Last week we talked about The Habit of Being Forthright.
Several people called to stay how much they agreed with the very premise of the blog and how they have benefited from incorporating The Habit of Being Forthright into their everyday lives.
A few spoke about the internal challenges of always saying what you believe to be true; their concerns about hurting others feelings; having to defend their comments to an unappreciative listener; and being courageous enough to present an unpopular viewpoint.
Overwhelmingly though, the consensus was clear. When asked a question, the best answer always is the one you believe to be true and the “asker” of the question needs to learn a simple rule that states, “If you aren’t prepared for an answer you don’t like, don’t ask the question.”
And then I received a call from Margaret. She called to tell me that while she agreed in principle with the content of the blog, she pointed out that I had omitted discussing the key portion of The Habit of Being Forthright.
Margaret clearly articulated that there is a portion of The Habit of Being Forthright that is crucial to our lives and yet many of us fall victim to the bad habit of distorting the truth to ourselves.
She explained that the first step in adopting The Habit of Being Forthright is to always tell ourselves the truth and not the delusion that comes from rationalizing false facts and convincing ourselves of their truth.
By way of explanation, Margaret spoke of a friend who has been wrestling with obesity for many years.
This friend, in addition to at various times joining Jenny Craig, Weight Watchers, Herbalife and “every other weight loss program the world has to offer,” has also sought professional counselling and the constant depression that has resulted from all of these failed attempts have left her friend dependent on antidepressant medication.
Before Margaret explained how her friend’s failure to adopt The Habit of Being Forthright into her life contributed to her present state, she felt it important to tell me that she is a physician in a family practice and is therefore eminently qualified to make such statements.
Her friend, like many of her patients, lives her life in what she calls the “moment of desperate delusion.”
“Desperate delusion” is the decision making strategy we revert to when our present-moment needs for gratification encourage us to turn away from the truth – to not be forthright with ourselves – and convince ourselves to do something that will provide us with immediate gratification even though we know it will have long-term adverse consequences.
The example she used was the frequency with which her friend convinces herself to order meals in restaurants that she knows contribute to her weight issues.
She rationalizes this behaviour by telling herself that she will be really good the next day even though experience has repeatedly taught her that this will not be the case.
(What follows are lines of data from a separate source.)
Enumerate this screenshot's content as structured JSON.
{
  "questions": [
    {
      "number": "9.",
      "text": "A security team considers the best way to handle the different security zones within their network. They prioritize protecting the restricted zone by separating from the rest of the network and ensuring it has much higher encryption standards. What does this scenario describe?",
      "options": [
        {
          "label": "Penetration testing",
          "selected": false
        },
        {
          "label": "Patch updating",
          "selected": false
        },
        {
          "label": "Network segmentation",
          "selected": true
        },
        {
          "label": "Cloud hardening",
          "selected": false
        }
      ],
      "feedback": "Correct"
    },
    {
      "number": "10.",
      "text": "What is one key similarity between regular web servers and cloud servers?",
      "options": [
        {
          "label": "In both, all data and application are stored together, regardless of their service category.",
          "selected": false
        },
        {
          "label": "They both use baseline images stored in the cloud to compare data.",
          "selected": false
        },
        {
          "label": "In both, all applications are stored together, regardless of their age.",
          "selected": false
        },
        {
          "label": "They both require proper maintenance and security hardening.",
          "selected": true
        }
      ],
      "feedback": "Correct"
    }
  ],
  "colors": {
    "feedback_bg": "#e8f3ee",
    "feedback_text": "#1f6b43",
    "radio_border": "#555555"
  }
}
Margaret described how many of us have mastered this practice of self-deception even though we know that, “I’ll just have a tiny piece,” or “I’ll eat this bag of potato chips today and really hit the gym hard tomorrow,” or “I’m going to finish the pack of cigarettes I have and then definitely quit smoking” are just lies we tell ourselves to justify, and make okay, the things we know that are preventing us from having the lives want.
I can’t disagree with Margaret. I can personally attest to the hundreds of lies I have told myself over the years in order to justify (and rationalize) that “just this once is not a big deal.”
It took me a long time to learn that it is a big deal.
The Habit of Being Forthright means not only always telling others what you believe to be true but ensuring that you always tell yourself what you know to be true.
And that surely is a habit worth having.
Let’s make a habit of meeting like this.